Silent Reflux Can Cause:

  • Hoarseness
  • A “lump” in the throat
  • Trouble swallowing
  • Chronic cough
  • Too much throat mucus
  • Heartburn
There are many symptoms of LPR, all of which relate to sensations in the throat. Fifty percent of people with LPR do not have symptoms of heartburn or indigestion.

Diagnosis of Laryngeal Reflux:

 Most often, the ENT surgeon can diagnose LPR through a combination of a medical history and symptom score and a thorough clinical examination of  your throat and vocal cords with a rigid or flexible endocope. The voice box is typically red, irritated, and swollen from acid reflux damage.
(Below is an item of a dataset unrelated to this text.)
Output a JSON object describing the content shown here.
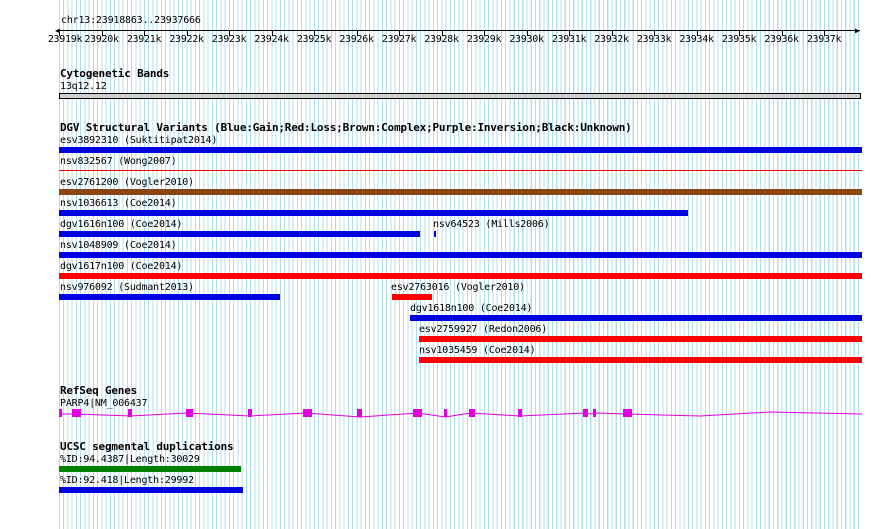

This swelling and inflammation will eventually resolve with medical treatment, although it may take a few months.


Most of the time, LPR is well controlled with medications (Proton Pump Inhibitors, or PPI’s), taken long periods of time.

Treatment of Laryngeal Reflux.ent

Treatment of Laryngeal Reflux

Silent reflux treatment for adults may include these lifestyle modifications:
  • Lose weight, if needed.
  • Quit smoking, if you are a smoker.
  • Avoid alcohol.
  • Restrict chocolate, mints, fats, citrus fruits, carbonated beverages, spicy or tomato-based products, red wine, and caffeine.
  • Stop eating at least three hours before going to bed.
  • Elevate the head of the bed about 4 to 6 inches.
  • Avoid wearing tight-fitting clothes around the waist.
  • Try chewing gum to increase saliva and neutralize acid